From the discussion, it is important to note that the atmosphere is a critical component that plays a significant role in supporting life. The atmosphere is divided into sub-sections that are known as spheres, which have several components that include gases and moisture in varying quantities. Each of the sphere has its given conditions. The troposphere is the most important layer since it supports life. The other spheres have harsh conditions that may require preventive measures and in the extreme cases, they need life support systems and specially modified aircraft to overcome the adverse conditions. In the atmosphere, nitrogen occupies the largest portion, oxygen is the second most common gas and important for human survival, while Carbon dioxide is the third. However, there are traces of other gases though in low quantities. The atmosphere further is divided into other sub-sections depending on atmospheric pressure. The sections include the efficient zone where the temperature and pressure decreases as the altitude rises. In fact, those sections can support life. Secondly, there is the deficient zone, which is above 10000 feet, and a risky area to operate unless under special preventive measures. Lastly, there is the space equivalent zone, which is a hostile area for human survival and requires special pressurized equipment for human survival.

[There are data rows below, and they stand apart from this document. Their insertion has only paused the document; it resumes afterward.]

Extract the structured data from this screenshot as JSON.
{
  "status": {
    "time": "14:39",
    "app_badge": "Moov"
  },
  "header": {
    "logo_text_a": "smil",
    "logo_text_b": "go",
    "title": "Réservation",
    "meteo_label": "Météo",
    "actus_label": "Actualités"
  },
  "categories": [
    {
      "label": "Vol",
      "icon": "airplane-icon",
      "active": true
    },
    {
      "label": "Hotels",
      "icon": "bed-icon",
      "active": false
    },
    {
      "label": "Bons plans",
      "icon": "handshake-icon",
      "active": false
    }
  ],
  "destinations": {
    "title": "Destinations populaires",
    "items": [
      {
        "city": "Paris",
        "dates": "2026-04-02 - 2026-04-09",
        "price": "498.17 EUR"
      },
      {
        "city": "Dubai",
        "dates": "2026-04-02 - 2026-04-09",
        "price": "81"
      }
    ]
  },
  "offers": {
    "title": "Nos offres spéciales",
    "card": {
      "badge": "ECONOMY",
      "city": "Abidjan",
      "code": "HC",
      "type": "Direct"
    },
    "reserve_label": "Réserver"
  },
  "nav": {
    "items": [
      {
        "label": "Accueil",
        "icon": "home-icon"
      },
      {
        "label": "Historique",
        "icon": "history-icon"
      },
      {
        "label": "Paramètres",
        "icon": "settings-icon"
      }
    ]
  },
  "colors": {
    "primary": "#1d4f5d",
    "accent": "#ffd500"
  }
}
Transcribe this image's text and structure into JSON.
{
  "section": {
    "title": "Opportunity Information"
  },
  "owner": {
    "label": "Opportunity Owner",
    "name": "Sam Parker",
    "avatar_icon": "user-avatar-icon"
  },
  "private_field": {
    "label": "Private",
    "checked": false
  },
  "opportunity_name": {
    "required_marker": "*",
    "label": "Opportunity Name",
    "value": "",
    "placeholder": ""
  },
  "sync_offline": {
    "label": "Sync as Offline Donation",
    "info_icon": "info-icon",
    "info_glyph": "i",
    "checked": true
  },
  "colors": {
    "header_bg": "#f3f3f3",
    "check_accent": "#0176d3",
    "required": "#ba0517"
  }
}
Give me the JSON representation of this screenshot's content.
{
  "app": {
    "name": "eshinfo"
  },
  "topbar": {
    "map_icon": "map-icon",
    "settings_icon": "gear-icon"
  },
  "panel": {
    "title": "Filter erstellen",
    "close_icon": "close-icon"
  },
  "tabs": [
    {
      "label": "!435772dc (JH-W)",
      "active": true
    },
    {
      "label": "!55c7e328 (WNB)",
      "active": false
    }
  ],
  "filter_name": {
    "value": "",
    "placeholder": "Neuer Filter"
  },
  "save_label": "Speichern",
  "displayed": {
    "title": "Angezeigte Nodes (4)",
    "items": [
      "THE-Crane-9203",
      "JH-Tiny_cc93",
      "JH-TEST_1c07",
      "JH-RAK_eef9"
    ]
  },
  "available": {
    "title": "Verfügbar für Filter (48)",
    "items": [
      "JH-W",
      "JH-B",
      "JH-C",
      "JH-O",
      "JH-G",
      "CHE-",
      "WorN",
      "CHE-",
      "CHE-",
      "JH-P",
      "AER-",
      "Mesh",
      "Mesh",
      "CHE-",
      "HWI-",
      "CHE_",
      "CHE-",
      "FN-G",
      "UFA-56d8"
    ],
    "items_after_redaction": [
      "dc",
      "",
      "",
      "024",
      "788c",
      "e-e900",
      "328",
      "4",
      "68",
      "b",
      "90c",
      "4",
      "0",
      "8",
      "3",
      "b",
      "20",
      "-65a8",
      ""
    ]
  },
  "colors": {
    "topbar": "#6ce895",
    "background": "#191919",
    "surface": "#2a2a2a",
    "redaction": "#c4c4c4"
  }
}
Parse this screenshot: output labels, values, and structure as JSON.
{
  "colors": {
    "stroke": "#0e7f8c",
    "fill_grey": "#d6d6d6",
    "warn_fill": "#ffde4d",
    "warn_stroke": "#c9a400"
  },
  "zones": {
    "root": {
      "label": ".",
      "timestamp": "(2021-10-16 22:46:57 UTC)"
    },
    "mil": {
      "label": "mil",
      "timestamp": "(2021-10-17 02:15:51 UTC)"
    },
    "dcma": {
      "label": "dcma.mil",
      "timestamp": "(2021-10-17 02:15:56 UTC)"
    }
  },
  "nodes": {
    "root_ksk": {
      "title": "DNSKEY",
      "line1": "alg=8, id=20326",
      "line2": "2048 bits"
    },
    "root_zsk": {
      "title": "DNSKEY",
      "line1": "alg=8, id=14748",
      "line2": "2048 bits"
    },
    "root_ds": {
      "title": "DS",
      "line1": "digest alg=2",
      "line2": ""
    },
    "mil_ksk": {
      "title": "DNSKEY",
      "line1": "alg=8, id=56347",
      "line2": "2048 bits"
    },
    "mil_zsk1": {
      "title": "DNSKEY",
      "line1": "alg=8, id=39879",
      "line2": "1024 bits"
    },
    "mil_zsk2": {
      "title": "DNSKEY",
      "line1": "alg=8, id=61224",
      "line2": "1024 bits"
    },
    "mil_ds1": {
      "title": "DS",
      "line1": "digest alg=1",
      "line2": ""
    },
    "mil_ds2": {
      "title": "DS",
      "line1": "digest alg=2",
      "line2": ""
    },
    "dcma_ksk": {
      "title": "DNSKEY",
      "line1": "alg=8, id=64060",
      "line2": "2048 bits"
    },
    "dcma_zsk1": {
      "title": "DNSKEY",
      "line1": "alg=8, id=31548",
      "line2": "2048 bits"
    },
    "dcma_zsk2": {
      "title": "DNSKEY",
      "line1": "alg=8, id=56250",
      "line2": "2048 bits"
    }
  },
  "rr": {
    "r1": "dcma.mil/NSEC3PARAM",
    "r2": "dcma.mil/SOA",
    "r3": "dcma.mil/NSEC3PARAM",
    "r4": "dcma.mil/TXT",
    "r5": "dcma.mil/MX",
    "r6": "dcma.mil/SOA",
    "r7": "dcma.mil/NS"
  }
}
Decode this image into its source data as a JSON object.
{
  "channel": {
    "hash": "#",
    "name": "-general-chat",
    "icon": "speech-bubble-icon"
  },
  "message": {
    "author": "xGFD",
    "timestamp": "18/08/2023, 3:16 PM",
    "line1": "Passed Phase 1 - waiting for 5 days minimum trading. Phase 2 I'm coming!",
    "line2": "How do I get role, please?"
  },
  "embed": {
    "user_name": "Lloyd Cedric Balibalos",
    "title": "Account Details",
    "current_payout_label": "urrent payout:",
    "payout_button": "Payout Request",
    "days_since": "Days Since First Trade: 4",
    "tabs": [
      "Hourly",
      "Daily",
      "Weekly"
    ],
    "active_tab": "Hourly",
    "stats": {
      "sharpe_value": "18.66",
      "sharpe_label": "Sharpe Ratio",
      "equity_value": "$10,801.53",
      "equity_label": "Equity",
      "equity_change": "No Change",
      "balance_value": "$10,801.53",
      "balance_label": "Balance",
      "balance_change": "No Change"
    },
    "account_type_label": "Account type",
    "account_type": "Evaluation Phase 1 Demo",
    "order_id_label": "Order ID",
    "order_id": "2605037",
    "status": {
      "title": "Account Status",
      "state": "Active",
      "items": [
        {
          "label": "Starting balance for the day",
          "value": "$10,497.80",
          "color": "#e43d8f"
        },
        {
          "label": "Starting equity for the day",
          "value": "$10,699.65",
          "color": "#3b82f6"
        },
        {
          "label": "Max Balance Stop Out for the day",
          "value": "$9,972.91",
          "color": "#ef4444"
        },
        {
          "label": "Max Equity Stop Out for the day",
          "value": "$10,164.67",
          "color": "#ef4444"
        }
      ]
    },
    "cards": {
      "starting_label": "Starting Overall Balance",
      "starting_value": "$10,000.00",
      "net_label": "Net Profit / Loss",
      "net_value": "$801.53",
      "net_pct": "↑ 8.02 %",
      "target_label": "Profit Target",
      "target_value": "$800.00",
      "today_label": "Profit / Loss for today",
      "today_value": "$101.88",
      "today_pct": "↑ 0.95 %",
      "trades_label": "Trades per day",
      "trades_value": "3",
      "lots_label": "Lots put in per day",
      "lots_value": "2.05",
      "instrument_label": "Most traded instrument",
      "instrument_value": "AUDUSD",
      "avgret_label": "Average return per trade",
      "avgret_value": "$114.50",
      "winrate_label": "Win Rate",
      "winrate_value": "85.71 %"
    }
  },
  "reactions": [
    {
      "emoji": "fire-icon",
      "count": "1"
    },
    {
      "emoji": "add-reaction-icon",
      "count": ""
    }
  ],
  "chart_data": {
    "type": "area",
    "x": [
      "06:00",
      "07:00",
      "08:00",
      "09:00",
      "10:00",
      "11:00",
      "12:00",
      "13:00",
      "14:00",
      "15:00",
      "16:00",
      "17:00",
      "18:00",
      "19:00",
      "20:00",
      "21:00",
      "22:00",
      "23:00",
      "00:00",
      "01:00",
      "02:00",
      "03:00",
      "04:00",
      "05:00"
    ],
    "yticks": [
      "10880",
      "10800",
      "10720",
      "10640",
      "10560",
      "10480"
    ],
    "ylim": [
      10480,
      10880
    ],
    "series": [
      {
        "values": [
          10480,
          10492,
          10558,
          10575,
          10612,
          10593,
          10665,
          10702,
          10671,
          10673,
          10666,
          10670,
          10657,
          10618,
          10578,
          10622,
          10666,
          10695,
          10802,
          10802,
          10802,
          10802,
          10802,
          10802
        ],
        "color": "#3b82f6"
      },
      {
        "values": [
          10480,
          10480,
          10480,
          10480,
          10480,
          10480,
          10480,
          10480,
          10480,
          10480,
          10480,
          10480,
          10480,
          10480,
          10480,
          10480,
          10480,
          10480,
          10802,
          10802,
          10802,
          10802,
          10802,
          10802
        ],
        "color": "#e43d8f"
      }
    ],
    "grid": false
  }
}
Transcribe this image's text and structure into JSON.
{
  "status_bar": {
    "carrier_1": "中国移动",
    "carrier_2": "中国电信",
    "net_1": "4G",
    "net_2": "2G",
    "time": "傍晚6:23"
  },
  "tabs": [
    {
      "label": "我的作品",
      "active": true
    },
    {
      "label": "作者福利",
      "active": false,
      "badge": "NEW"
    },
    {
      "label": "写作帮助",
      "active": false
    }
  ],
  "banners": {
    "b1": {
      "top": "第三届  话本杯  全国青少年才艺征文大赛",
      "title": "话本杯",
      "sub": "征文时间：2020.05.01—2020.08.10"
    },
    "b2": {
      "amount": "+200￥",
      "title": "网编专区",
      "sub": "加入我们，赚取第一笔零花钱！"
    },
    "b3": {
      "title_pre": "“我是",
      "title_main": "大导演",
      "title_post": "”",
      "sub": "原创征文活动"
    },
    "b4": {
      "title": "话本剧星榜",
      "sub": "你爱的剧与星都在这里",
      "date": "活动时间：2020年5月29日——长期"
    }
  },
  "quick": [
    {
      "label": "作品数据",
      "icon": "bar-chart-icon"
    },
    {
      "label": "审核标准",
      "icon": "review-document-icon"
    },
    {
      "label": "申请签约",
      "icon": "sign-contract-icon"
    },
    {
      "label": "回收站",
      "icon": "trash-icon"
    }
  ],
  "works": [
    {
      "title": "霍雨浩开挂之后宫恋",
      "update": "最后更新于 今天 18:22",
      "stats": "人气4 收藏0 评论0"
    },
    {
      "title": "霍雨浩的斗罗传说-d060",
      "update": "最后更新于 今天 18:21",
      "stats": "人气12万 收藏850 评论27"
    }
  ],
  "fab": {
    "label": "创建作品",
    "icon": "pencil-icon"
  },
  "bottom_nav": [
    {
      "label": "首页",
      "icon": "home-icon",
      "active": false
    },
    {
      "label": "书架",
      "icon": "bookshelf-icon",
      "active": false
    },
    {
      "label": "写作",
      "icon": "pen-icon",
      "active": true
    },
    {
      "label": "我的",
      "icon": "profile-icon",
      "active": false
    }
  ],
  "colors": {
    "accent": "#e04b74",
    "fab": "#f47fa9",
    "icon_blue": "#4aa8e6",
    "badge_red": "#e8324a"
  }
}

Saha, K. (2008). The Earth’s atmosphere: Its physics and dynamics. Berlin: Springer.
Symposium, C. I. B. A. F. (2009). High altitude physiology: Cardiac and respiratory aspects. Hoboken: John Wiley & Sons.
Villaire, N. E. (2005). Applied aviation physiology. Melbourne, Fla.: Villaire & Hansrote.
Federal Aviation Administaration (FAA) (2006 April 04). Introduction to Aviation Physiology. Retrieved from https://www.faa.gov/pilots/training/airman_education/media/introaviationphys.pdf